In 1998, hotel chain Holiday Inn Express launched a popular marketing campaign that showed experts (surgeons, pilots, nuclear engineers, mathematics professors) completing tasks in their fields of expertise. As the commercial goes on, viewers learn these people aren’t experts at all, but just regular folks who–and here’s the punch line–happened to stay at a Holiday Inn Express the night before.

The ad’s meaning is obvious: staying in a Holiday Inn Express makes you a genius, so naturally, you can do anything—surgery, operate a helicopter, solve difficult equations, thwart a nuclear meltdown…no sweat!

The ads were funny and very popular, running on air for over 10 years. While the ad was meant to be a joke when it first ran almost two decades ago, sadly, today, too many people seem to mistake those ads for reality. 

Consider, for instance, the announcement by the Partnership for a Healthy America that supermodel Cindy Crawford will be the featured speaker at the organization’s annual summit in Washington DC.

This might make you wonder: What does this organization do? Is it dedicated to helping retired models? Perhaps the Partnership (as it’s known) helps supermodels integrate into normal society by offering financial guidance, how-to seminars on eating like a normal person, and TED-type talks from former models that now confidently wear mom jeans. If this is the case, Crawford makes total sense as a keynote speaker.

Yet, reviewing the organization’s website, one quickly learns that the Partnership has very little to do with the modeling industry and is instead “devoted to working with the private sector to ensure the health of our nation’s youth by solving the childhood obesity crisis.”

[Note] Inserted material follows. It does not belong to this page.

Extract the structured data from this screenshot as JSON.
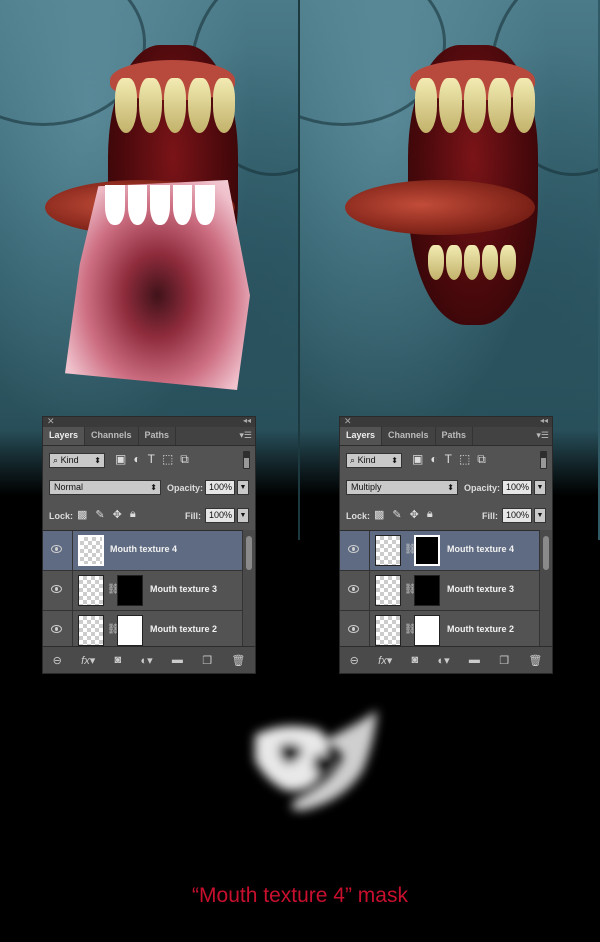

Childhood obesity is a very complex issue. Activists have blamed everything from Happy Meals to sugary drinks to cartoon characters on cereal boxes to unhealthy school meals. Yet the reason for American kids’ corporeal abundance remains complicated; it’s often not one, but several things that contribute to a child’s unhealthy eating habits.

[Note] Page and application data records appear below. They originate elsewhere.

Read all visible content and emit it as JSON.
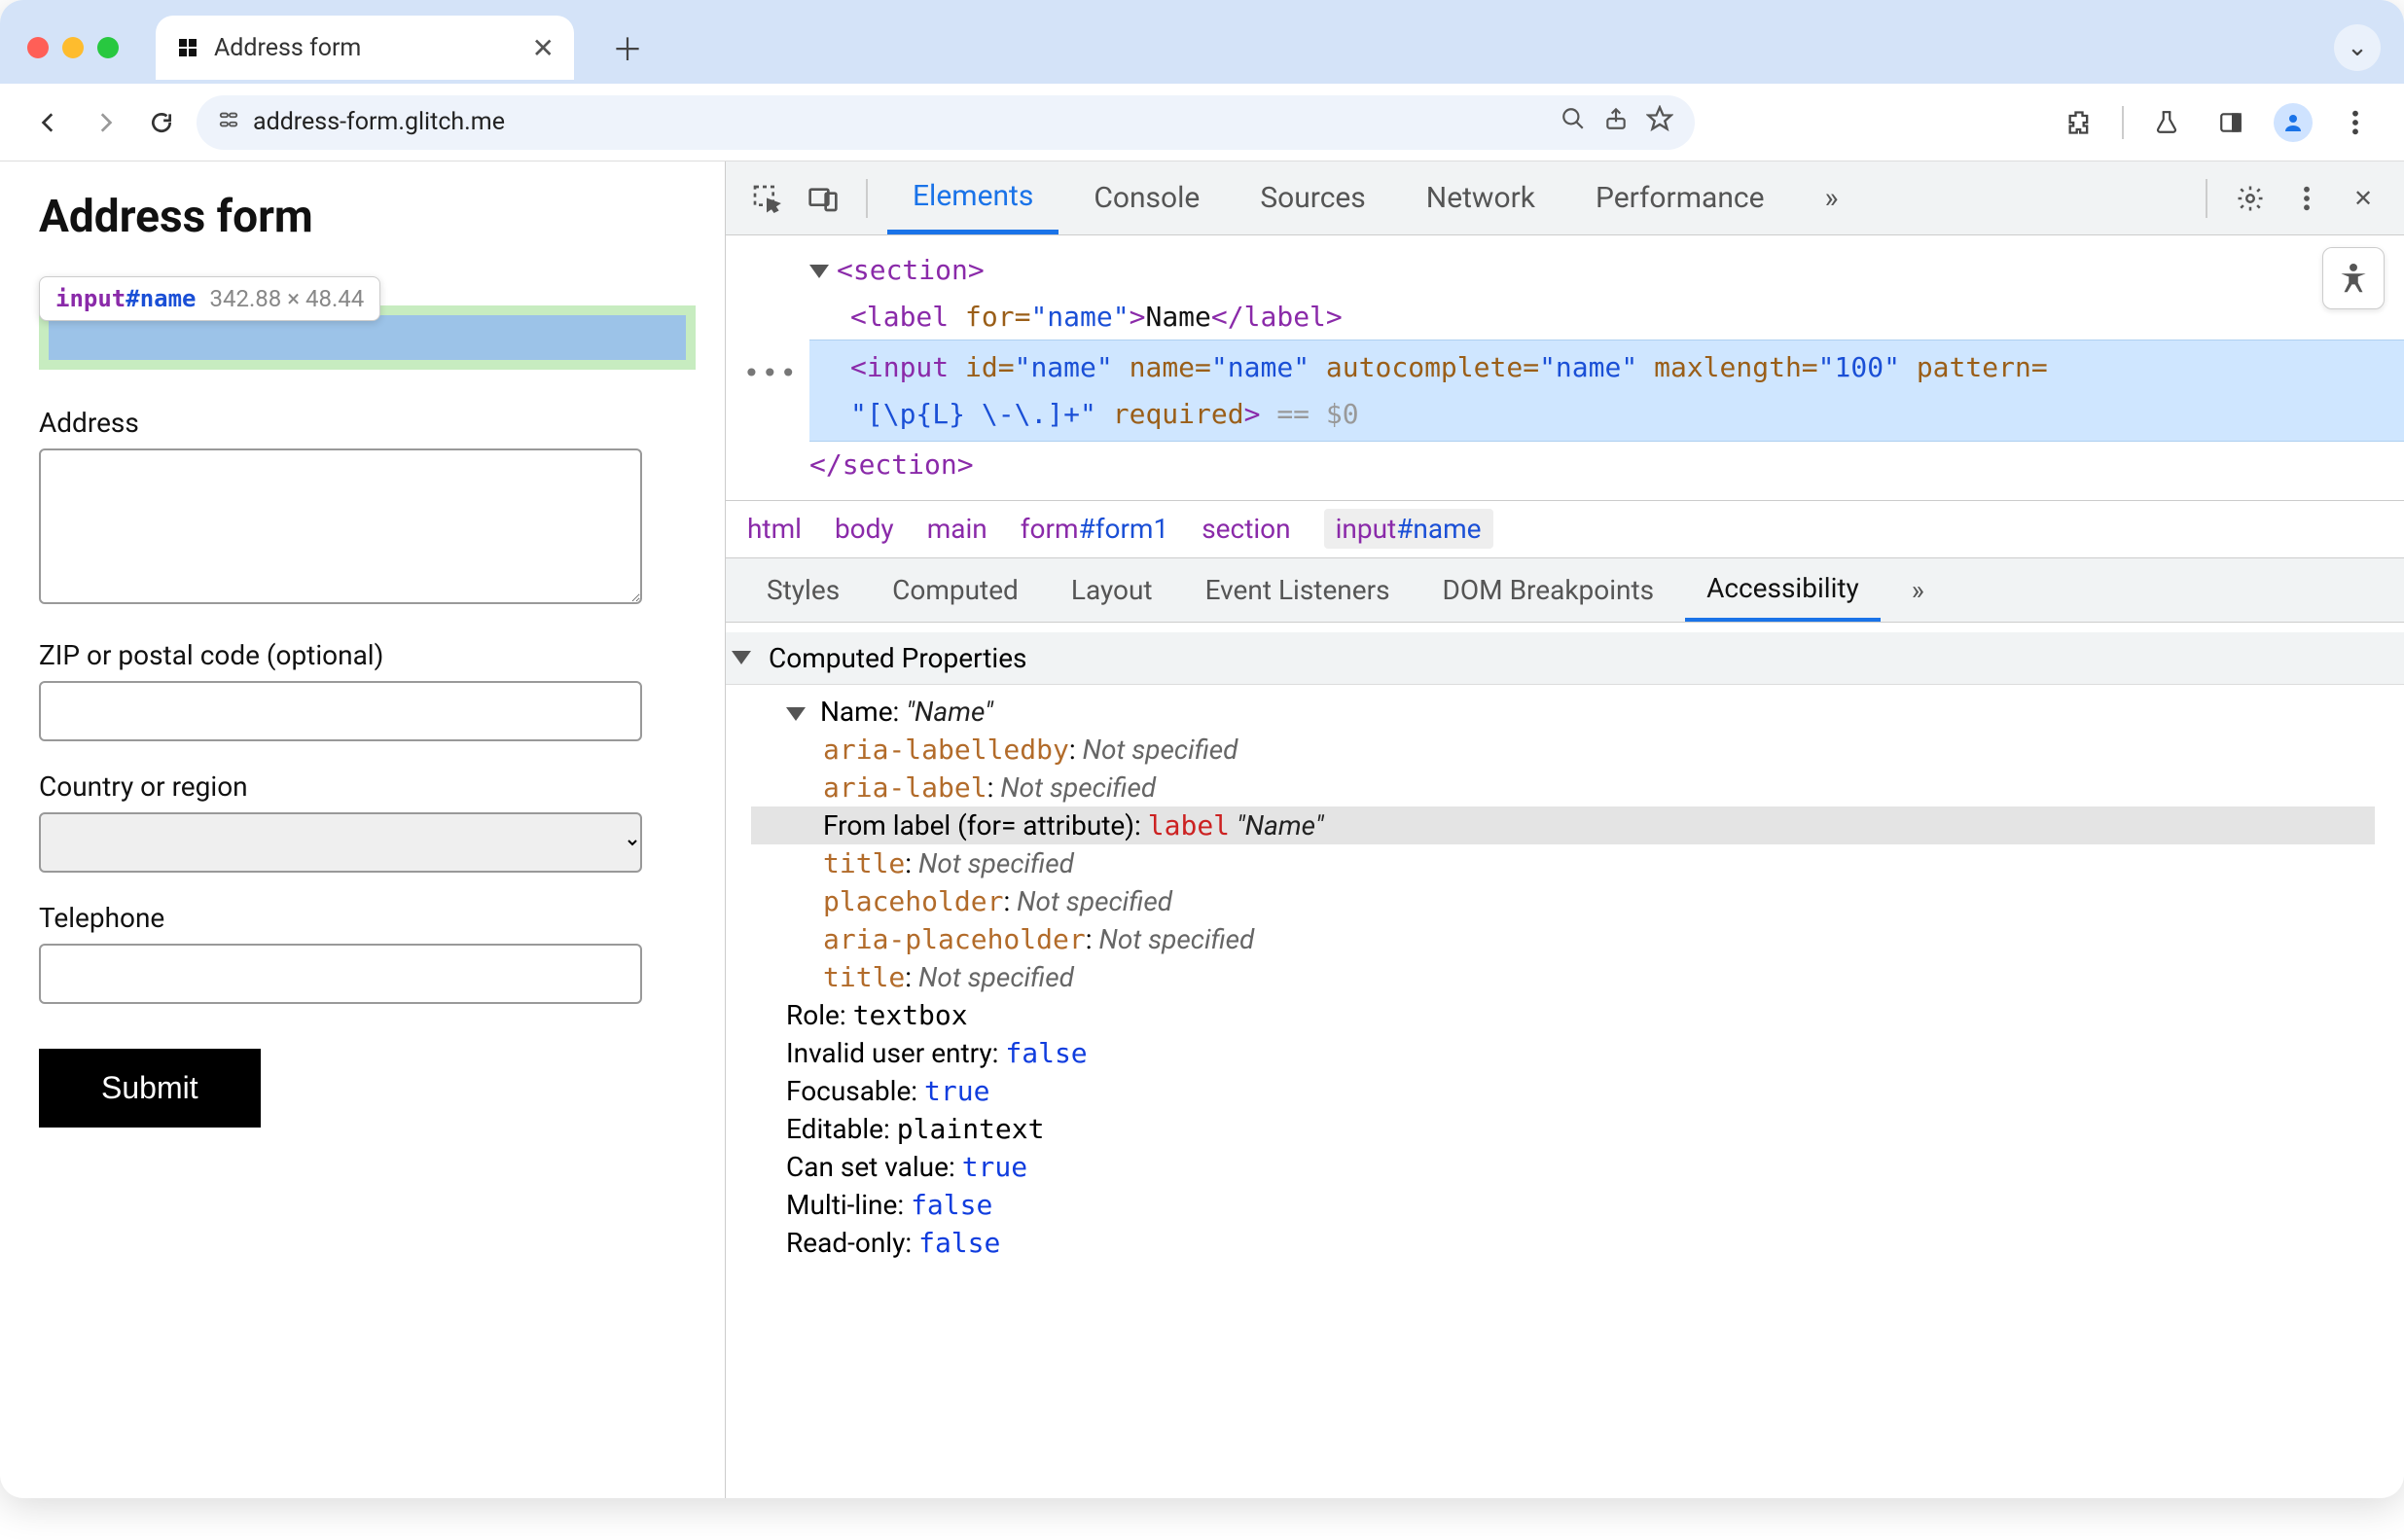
{
  "window": {
    "tab_title": "Address form",
    "url": "address-form.glitch.me"
  },
  "tooltip": {
    "tag": "input",
    "id": "#name",
    "dims": "342.88 × 48.44"
  },
  "form": {
    "heading": "Address form",
    "address_label": "Address",
    "zip_label": "ZIP or postal code (optional)",
    "country_label": "Country or region",
    "telephone_label": "Telephone",
    "submit_label": "Submit"
  },
  "devtools": {
    "tabs": [
      "Elements",
      "Console",
      "Sources",
      "Network",
      "Performance"
    ],
    "active_tab": "Elements",
    "dom": {
      "section_open": "<section>",
      "label_open": "<label",
      "label_for_attr": "for",
      "label_for_val": "\"name\"",
      "label_text": "Name",
      "label_close": "</label>",
      "input_tag": "<input",
      "input_attrs": [
        {
          "n": "id",
          "v": "\"name\""
        },
        {
          "n": "name",
          "v": "\"name\""
        },
        {
          "n": "autocomplete",
          "v": "\"name\""
        },
        {
          "n": "maxlength",
          "v": "\"100\""
        },
        {
          "n": "pattern",
          "v": ""
        }
      ],
      "pattern_val": "\"[\\p{L} \\-\\.]+\"",
      "required": "required",
      "eqsel": "== $0",
      "section_close": "</section>"
    },
    "breadcrumbs": [
      "html",
      "body",
      "main",
      "form#form1",
      "section",
      "input#name"
    ],
    "styles_tabs": [
      "Styles",
      "Computed",
      "Layout",
      "Event Listeners",
      "DOM Breakpoints",
      "Accessibility"
    ],
    "styles_active": "Accessibility",
    "a11y": {
      "header": "Computed Properties",
      "name_label": "Name:",
      "name_value": "\"Name\"",
      "rows": [
        {
          "prop": "aria-labelledby",
          "text": "Not specified"
        },
        {
          "prop": "aria-label",
          "text": "Not specified"
        }
      ],
      "from_label_prefix": "From label (for= attribute): ",
      "from_label_kw": "label",
      "from_label_val": "\"Name\"",
      "rows2": [
        {
          "prop": "title",
          "text": "Not specified"
        },
        {
          "prop": "placeholder",
          "text": "Not specified"
        },
        {
          "prop": "aria-placeholder",
          "text": "Not specified"
        },
        {
          "prop": "title",
          "text": "Not specified"
        }
      ],
      "props": [
        {
          "k": "Role:",
          "v": "textbox",
          "mono": true
        },
        {
          "k": "Invalid user entry:",
          "v": "false",
          "blue": true
        },
        {
          "k": "Focusable:",
          "v": "true",
          "blue": true
        },
        {
          "k": "Editable:",
          "v": "plaintext",
          "mono": true
        },
        {
          "k": "Can set value:",
          "v": "true",
          "blue": true
        },
        {
          "k": "Multi-line:",
          "v": "false",
          "blue": true
        },
        {
          "k": "Read-only:",
          "v": "false",
          "blue": true
        }
      ]
    }
  }
}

Of course, considering the issue’s complexity, one would hope an organization as serious as the Partnership would want to hear from experts in the field of obesity research, not from a woman who dropped out of college three decades ago in order to walk the catwalks of Milan and Paris. Admittedly, Crawford made the right decision, which resulted in an extremely successful career as a model, but that doesn’t mean that she is well suited to discuss knotty medical issues, especially ones that have befuddled the medical community for decades. 

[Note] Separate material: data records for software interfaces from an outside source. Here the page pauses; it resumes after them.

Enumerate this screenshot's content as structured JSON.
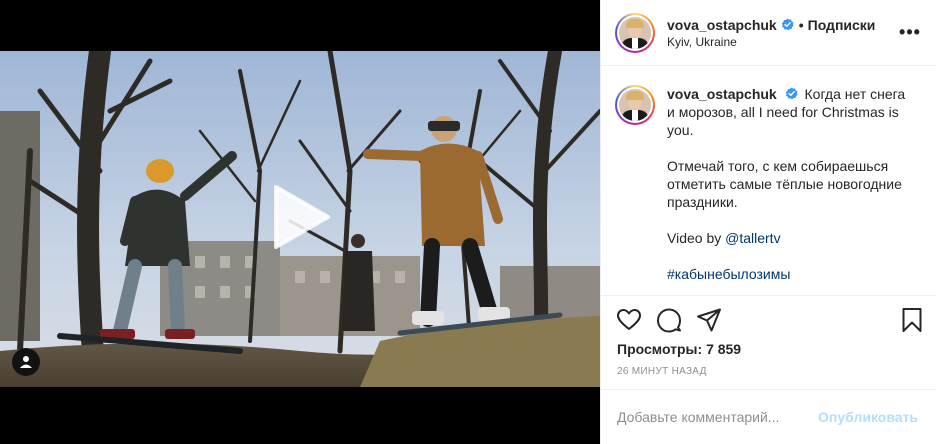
{
  "post": {
    "author": {
      "username": "vova_ostapchuk",
      "verified": true,
      "follow_label": "Подписки",
      "location": "Kyiv, Ukraine",
      "avatar_icon": "profile-avatar"
    },
    "caption": {
      "username": "vova_ostapchuk",
      "text_1": "Когда нет снега и морозов, all I need for Christmas is you.",
      "text_2": "Отмечай того, с кем собираешься отметить самые тёплые новогодние праздники.",
      "video_by_label": "Video by",
      "video_by_link": "@tallertv",
      "hashtag": "#кабынебылозимы"
    },
    "media": {
      "type": "video",
      "play_icon": "play-icon",
      "tag_icon": "user-tag-icon"
    },
    "actions": {
      "like_icon": "heart-icon",
      "comment_icon": "comment-icon",
      "share_icon": "share-icon",
      "save_icon": "bookmark-icon",
      "more_icon": "more-icon"
    },
    "views": {
      "label": "Просмотры:",
      "count": "7 859"
    },
    "timestamp": "26 МИНУТ НАЗАД",
    "comment": {
      "placeholder": "Добавьте комментарий...",
      "publish_label": "Опубликовать"
    },
    "colors": {
      "verified": "#3897f0",
      "link": "#00376b",
      "publish_disabled": "#b2dffc",
      "muted": "#8e8e8e"
    }
  }
}
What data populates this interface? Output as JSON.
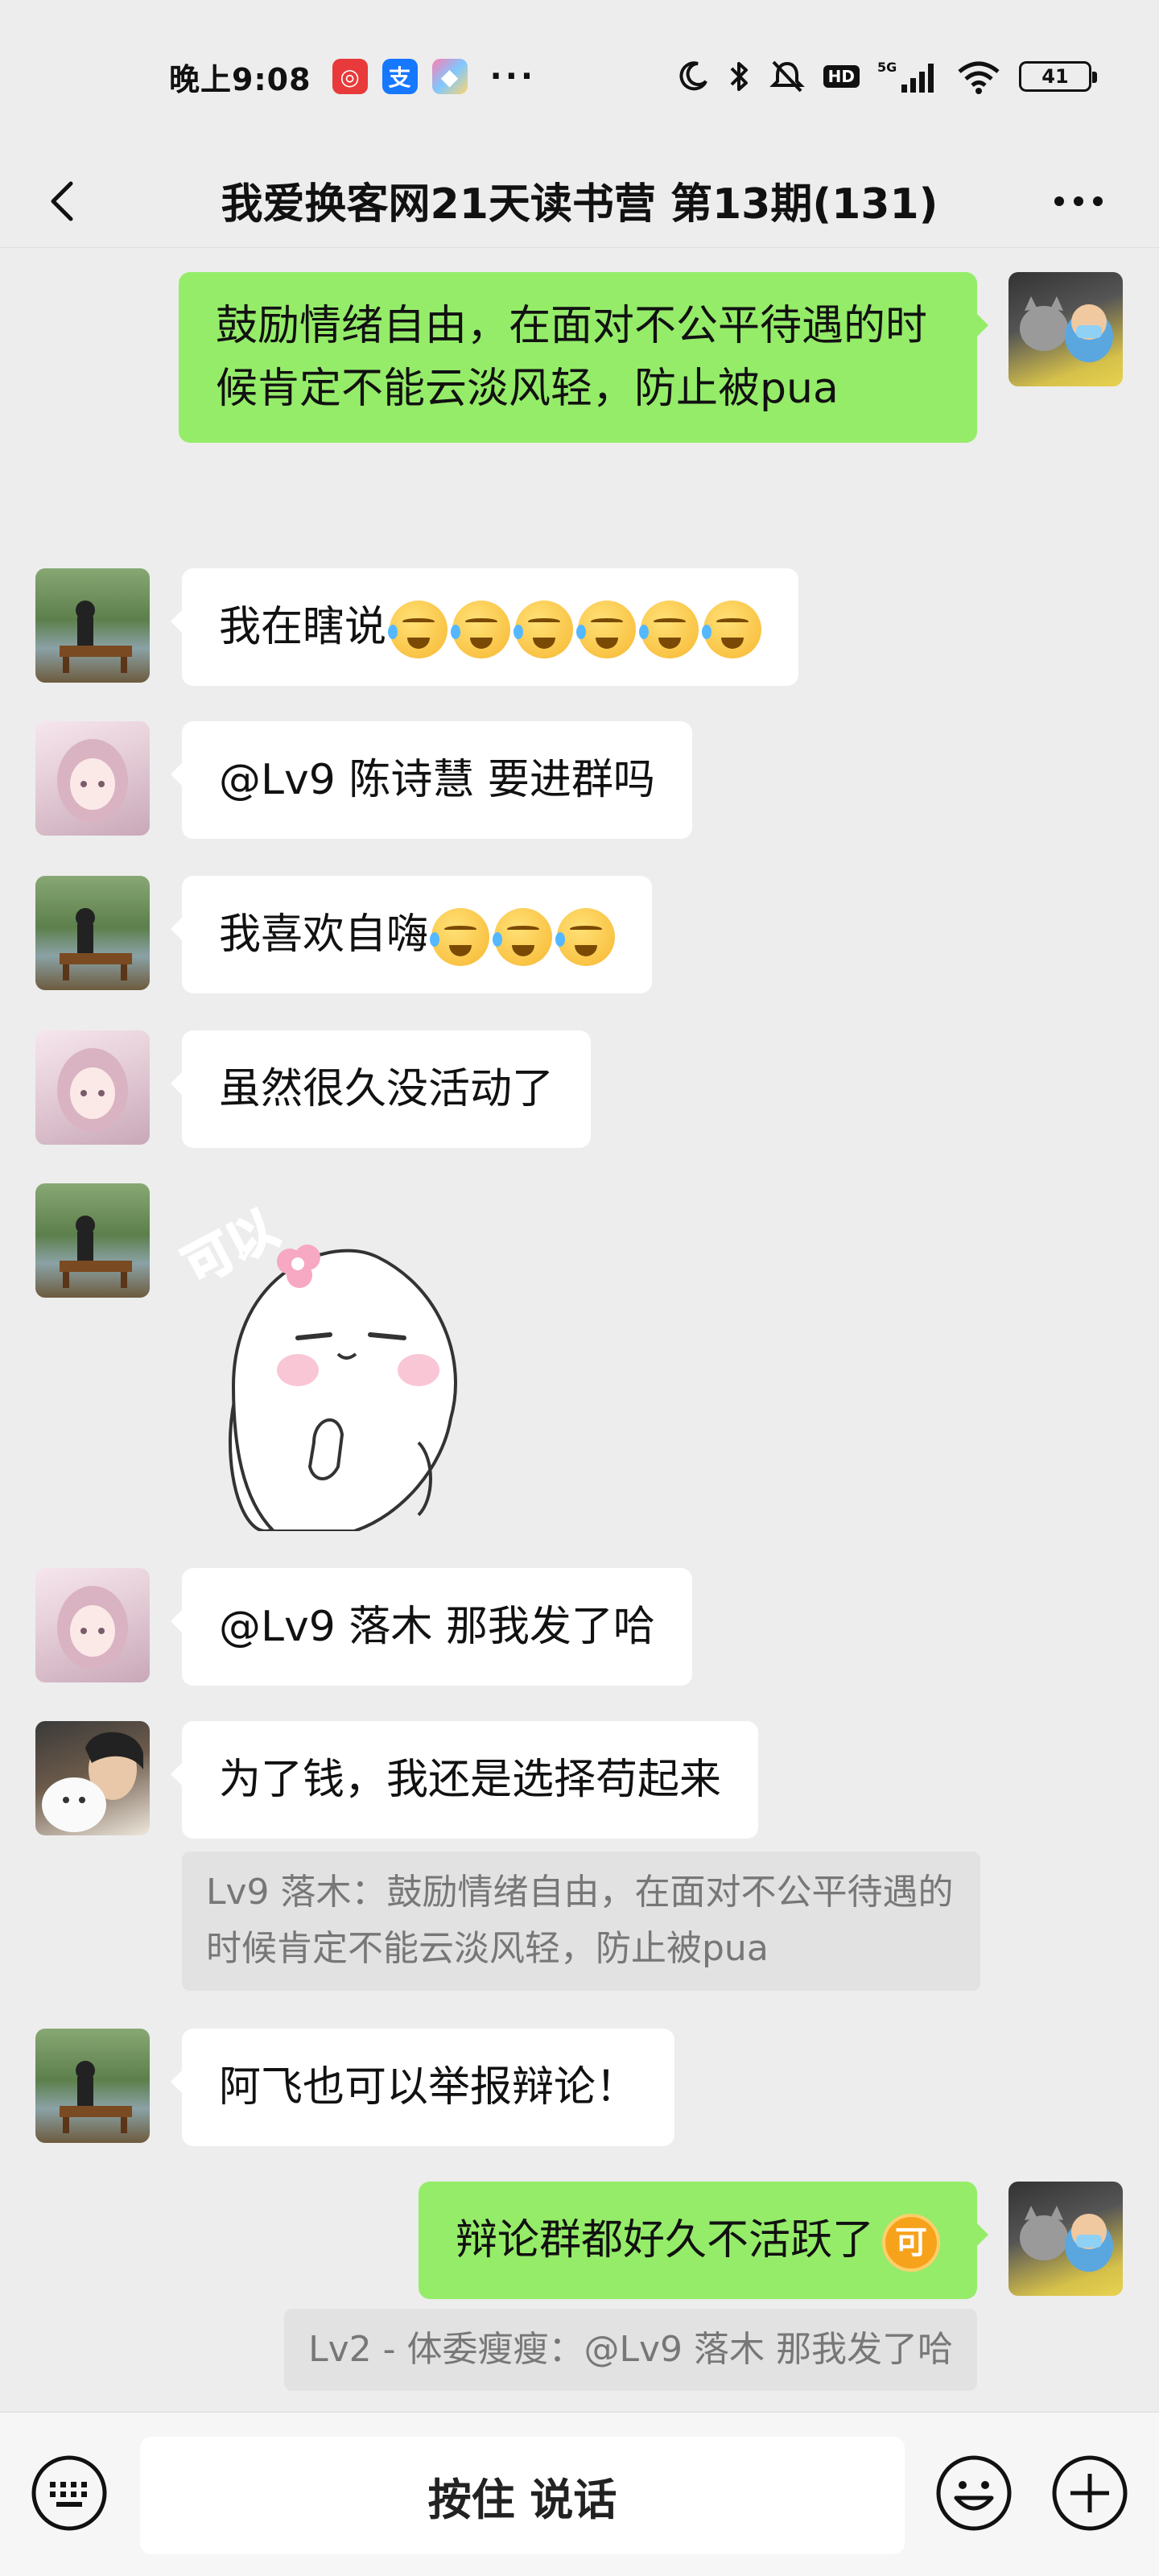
{
  "status_bar": {
    "time": "晚上9:08",
    "more": "···",
    "network": "5G",
    "hd": "HD",
    "battery": "41",
    "app_icons": [
      {
        "name": "netease-music-icon",
        "color": "#e83a3a",
        "glyph": "◎"
      },
      {
        "name": "alipay-icon",
        "color": "#1677ff",
        "glyph": "支"
      },
      {
        "name": "app-icon",
        "color": "#ff6fa8",
        "glyph": "◆"
      }
    ]
  },
  "header": {
    "title": "我爱换客网21天读书营 第13期(131)"
  },
  "messages": [
    {
      "side": "right",
      "text": "鼓励情绪自由，在面对不公平待遇的时候肯定不能云淡风轻，防止被pua"
    },
    {
      "side": "left",
      "text": "我在瞎说",
      "emojis": 6
    },
    {
      "side": "left",
      "text": "@Lv9 陈诗慧  要进群吗"
    },
    {
      "side": "left",
      "text": "我喜欢自嗨",
      "emojis": 3
    },
    {
      "side": "left",
      "text": "虽然很久没活动了"
    },
    {
      "side": "left",
      "type": "sticker",
      "sticker_text": "可以"
    },
    {
      "side": "left",
      "text": "@Lv9 落木  那我发了哈"
    },
    {
      "side": "left",
      "text": "为了钱，我还是选择苟起来",
      "quote": "Lv9 落木：鼓励情绪自由，在面对不公平待遇的时候肯定不能云淡风轻，防止被pua"
    },
    {
      "side": "left",
      "text": "阿飞也可以举报辩论！"
    },
    {
      "side": "right",
      "text": "辩论群都好久不活跃了",
      "badge": "可",
      "quote": "Lv2 - 体委瘦瘦：@Lv9 落木 那我发了哈"
    }
  ],
  "input_bar": {
    "hold_to_talk": "按住 说话"
  },
  "colors": {
    "background": "#ededed",
    "bubble_self": "#95ec69",
    "bubble_other": "#ffffff",
    "quote_bg": "#e2e2e2"
  }
}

Additionally, the Partnership ought to at least consider how the unrealistic body images that women’s magazines and the models that they airbrush onto their pages create, warping people’s expectations about what “healthy” even means. 

If the Partnership really wanted to help kids acquire better eating patterns, they’d work to diminish the role of celebrities, rather than promoting them as authorities on the topic. After all, fad diets, dangerous cleanses, and questionable nutrition supplements are often driven by various entertainers pushing them on the public. 

Consider Gwyneth Paltrow, who both personally and through her lifestyle site GOOP, regularly doles out questionable health advice. One recent GOOP post featured “Medical Medium” Anthony William–a doctor who claims he “was born with the unique ability to converse with a high-level spirit who provides him with extraordinarily accurate health information that’s often far ahead of its time.” So, diet advice from ghosts. Seems safe.

Another celebrity with no training but huge confidence in her ability to guide others is Alicia Silverstone. In her book, Kind Mama, Silverstone, who is known appropriately for her role in the 90s hit “Clueless,” tells moms that miso soup is better at preventing dangerous and highly infectious diseases—like measles—than vaccinations. Silverstone also says meat, dairy and tampons cause infertility, and promotes the idea that a plant-based diet can “demolish your need for pharmaceutical drugs” even for nightmarishly serious conditions as depression, type 2 diabetes, and hypertension.

Songstress Katy Perry is another dangerous promoter of bad dietary advice. Tweeting out a picture to her whopping 96 million Twitter followers, Perry bragged that she takes a daily cocktail of 26 vitamins and supplements. Yet the medical community (you know, the guys who went to medical school instead of cranking out bad pop songs) often warns of the dangerous side effects of the overuse of these nutritional supplements. Some studies have shown they increase the risk of developing cancer and heart disease. Maybe Katy can write a song about that. 

Holiday Inn meant their ad campaign to be amusing but it was a prescient peek into the future. In his new book The Death of Expertise, author Tom Nichols explains that these celebrities are simply taking advantage of the public’s easy access to information. According to Nichols, that access has enabled “a Google-fueled, Wikipedia-based, blog-sodden collapse of any division between professionals and laypeople, students and teachers, knowers and wonderers—in other words, between those of any achievement in an area and those with none at all.”

We make over 200 food-related decisions every day. It’s vital that we make these decisions with the help of good, science-based, evidence-based information and with the help of people who know what the heck they’re talking about. Celebrities usually don’t. The Partnership shouldn’t pretend otherwise.